- _Instructions to follow_
Report the number of lines in the records below that hold "События", and leave out everything else.

- _Source material_
++++++++++

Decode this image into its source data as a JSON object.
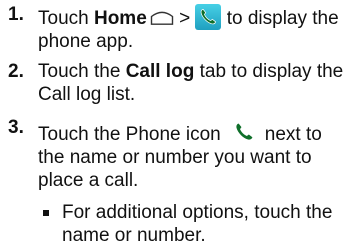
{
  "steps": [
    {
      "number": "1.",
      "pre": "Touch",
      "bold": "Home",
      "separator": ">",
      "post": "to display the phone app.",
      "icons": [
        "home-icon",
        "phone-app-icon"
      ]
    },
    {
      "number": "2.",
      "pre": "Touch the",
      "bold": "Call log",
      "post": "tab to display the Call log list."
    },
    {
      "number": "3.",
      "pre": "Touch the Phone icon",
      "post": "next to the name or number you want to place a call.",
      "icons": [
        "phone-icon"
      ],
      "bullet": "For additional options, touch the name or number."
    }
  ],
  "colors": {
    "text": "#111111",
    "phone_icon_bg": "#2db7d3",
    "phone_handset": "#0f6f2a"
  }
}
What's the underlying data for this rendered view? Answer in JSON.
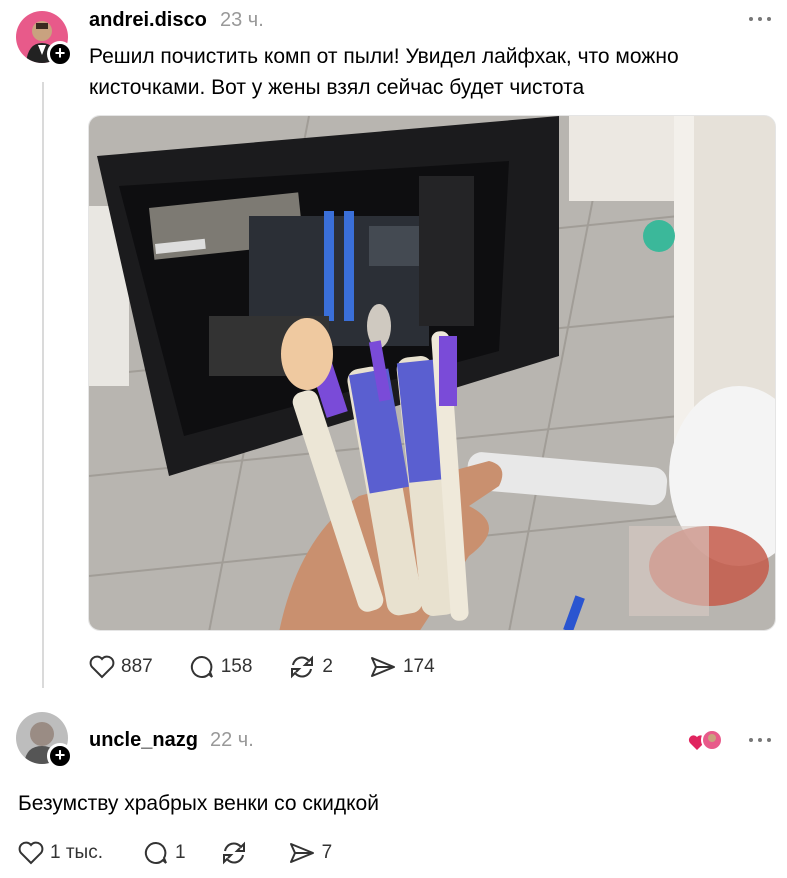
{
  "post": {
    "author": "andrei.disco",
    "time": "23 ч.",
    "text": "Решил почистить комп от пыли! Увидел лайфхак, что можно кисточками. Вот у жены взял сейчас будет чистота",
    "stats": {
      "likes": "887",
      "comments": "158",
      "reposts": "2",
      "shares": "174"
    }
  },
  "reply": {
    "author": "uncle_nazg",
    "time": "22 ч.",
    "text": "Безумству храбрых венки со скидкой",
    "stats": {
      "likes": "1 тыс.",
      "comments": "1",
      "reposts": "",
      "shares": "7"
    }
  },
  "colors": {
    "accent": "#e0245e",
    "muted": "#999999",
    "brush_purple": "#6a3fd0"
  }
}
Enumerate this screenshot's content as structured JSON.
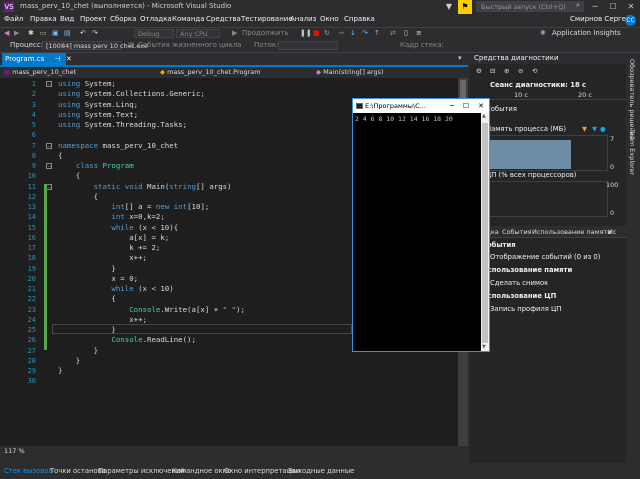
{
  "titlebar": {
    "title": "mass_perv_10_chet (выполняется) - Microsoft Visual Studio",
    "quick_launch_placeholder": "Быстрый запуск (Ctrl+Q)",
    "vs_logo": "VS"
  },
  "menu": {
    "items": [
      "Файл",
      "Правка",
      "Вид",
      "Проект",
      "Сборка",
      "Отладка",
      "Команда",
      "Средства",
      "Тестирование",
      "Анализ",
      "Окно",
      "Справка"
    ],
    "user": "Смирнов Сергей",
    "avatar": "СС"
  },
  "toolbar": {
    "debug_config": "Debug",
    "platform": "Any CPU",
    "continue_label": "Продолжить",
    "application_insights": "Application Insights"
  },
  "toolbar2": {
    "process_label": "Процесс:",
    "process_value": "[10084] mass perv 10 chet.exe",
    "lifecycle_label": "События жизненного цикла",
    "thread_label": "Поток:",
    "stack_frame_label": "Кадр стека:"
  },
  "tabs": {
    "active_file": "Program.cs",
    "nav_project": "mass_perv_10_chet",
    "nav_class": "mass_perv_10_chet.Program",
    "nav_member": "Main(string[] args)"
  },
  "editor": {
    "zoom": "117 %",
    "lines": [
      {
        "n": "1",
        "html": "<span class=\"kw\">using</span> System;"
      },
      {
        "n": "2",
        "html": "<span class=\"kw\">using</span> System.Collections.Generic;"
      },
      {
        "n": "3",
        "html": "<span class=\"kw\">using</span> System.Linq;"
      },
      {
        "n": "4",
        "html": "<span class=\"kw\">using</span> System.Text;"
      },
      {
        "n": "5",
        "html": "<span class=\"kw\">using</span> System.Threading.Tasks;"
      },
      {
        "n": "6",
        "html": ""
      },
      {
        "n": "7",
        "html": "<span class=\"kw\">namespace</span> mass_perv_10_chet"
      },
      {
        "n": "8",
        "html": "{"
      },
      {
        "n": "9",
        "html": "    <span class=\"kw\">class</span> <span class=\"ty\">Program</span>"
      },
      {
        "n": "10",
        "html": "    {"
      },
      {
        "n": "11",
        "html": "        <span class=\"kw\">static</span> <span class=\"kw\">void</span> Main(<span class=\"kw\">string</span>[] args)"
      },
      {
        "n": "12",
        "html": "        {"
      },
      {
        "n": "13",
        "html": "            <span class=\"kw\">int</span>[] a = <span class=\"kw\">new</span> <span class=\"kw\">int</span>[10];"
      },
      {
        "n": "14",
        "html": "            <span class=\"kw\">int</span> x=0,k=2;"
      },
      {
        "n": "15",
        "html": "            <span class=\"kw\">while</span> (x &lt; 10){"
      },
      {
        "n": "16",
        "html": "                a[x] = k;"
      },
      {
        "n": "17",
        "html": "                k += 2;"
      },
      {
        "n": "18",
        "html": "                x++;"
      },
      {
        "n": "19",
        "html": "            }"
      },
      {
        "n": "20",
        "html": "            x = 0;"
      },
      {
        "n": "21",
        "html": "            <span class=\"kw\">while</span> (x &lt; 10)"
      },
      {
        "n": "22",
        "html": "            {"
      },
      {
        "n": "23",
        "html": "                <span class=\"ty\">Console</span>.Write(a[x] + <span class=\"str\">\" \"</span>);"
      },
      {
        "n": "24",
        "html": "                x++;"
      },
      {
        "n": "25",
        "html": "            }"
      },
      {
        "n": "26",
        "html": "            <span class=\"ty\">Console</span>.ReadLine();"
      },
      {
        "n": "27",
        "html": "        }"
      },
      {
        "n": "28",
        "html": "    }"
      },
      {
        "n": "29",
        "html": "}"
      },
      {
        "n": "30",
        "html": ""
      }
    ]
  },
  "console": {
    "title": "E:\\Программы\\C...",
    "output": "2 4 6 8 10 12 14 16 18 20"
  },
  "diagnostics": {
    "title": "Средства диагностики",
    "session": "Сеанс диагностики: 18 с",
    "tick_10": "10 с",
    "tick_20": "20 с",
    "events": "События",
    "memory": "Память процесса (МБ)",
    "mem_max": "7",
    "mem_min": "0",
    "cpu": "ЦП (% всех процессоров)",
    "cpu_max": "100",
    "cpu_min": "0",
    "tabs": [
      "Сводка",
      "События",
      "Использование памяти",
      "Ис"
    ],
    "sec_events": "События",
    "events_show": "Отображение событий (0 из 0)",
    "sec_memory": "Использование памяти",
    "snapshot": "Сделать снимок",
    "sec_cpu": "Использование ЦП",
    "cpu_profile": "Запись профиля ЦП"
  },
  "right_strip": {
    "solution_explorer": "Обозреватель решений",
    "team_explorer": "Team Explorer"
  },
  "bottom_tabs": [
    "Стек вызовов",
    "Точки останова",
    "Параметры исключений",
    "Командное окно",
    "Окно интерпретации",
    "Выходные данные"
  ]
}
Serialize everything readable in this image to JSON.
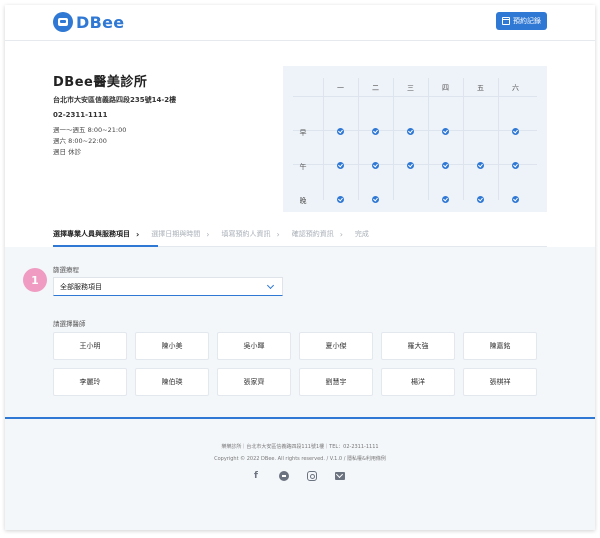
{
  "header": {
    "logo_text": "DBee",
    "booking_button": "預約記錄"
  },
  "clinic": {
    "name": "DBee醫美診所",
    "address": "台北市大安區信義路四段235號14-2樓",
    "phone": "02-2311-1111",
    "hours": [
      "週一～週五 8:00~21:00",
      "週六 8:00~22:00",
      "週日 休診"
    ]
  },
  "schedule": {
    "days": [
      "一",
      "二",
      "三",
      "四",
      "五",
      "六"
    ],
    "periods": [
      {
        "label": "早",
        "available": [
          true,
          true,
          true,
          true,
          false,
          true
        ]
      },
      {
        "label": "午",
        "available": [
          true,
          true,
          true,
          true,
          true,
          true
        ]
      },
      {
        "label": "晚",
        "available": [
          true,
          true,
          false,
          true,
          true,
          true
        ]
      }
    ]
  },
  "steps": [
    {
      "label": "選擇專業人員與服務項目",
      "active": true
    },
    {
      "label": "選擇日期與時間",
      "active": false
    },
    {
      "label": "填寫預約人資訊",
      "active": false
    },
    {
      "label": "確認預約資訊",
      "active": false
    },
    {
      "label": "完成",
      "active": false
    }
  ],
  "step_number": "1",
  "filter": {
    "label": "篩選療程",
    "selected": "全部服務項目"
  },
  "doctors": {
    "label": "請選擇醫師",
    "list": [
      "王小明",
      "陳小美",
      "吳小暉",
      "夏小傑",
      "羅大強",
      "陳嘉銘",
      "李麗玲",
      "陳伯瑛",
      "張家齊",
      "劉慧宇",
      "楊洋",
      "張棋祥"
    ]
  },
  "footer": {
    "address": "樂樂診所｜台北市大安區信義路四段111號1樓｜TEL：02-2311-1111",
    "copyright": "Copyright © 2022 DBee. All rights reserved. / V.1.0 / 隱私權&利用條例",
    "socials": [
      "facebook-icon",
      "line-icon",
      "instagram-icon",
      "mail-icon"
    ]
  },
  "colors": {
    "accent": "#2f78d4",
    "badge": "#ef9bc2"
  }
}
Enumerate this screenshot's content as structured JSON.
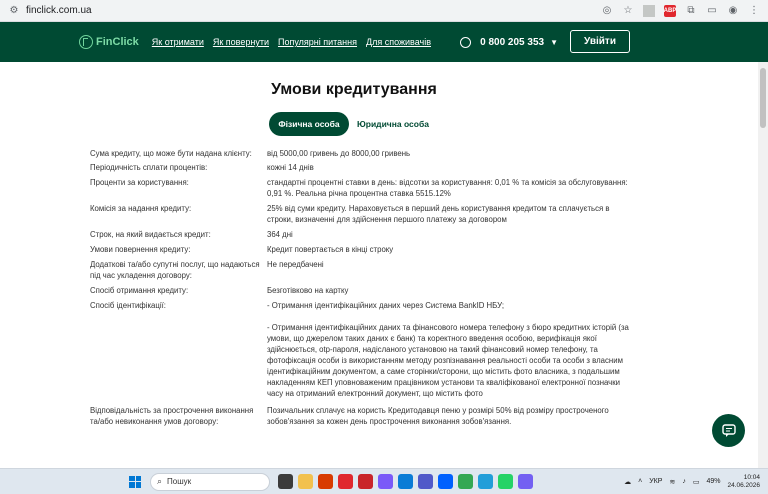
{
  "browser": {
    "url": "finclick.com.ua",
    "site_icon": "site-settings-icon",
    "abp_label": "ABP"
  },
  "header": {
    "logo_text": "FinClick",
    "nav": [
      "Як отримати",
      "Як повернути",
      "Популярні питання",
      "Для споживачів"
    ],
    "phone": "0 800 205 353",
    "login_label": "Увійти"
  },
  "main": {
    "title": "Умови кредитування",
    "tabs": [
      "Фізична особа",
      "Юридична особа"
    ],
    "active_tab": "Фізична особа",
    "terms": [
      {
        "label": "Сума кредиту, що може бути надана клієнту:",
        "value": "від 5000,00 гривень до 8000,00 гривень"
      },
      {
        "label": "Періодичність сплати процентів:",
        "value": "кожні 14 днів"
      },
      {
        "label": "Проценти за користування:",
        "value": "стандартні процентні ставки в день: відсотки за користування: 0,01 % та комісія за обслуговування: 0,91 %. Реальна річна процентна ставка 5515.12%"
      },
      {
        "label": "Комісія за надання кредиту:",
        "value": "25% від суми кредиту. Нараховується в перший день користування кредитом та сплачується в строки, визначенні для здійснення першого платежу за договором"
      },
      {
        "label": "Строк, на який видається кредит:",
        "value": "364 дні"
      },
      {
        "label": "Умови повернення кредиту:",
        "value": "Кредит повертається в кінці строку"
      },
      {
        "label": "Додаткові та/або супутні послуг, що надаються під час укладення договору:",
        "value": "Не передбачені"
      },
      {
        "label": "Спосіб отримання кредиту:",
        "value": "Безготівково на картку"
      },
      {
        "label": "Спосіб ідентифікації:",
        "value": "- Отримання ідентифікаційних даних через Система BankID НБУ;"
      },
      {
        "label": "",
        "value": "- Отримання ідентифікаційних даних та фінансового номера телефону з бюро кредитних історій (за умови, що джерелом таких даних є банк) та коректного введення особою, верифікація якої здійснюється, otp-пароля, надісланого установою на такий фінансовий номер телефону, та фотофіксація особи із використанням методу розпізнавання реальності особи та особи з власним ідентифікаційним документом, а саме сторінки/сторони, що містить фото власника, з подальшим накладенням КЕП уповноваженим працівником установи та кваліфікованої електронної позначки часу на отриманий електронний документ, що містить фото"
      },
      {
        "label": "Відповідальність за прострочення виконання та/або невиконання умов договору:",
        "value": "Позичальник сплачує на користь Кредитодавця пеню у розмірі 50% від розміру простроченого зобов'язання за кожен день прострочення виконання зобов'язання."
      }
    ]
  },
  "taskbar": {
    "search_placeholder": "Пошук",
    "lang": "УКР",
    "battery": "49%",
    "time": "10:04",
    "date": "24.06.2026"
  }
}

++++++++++

- _Output_
4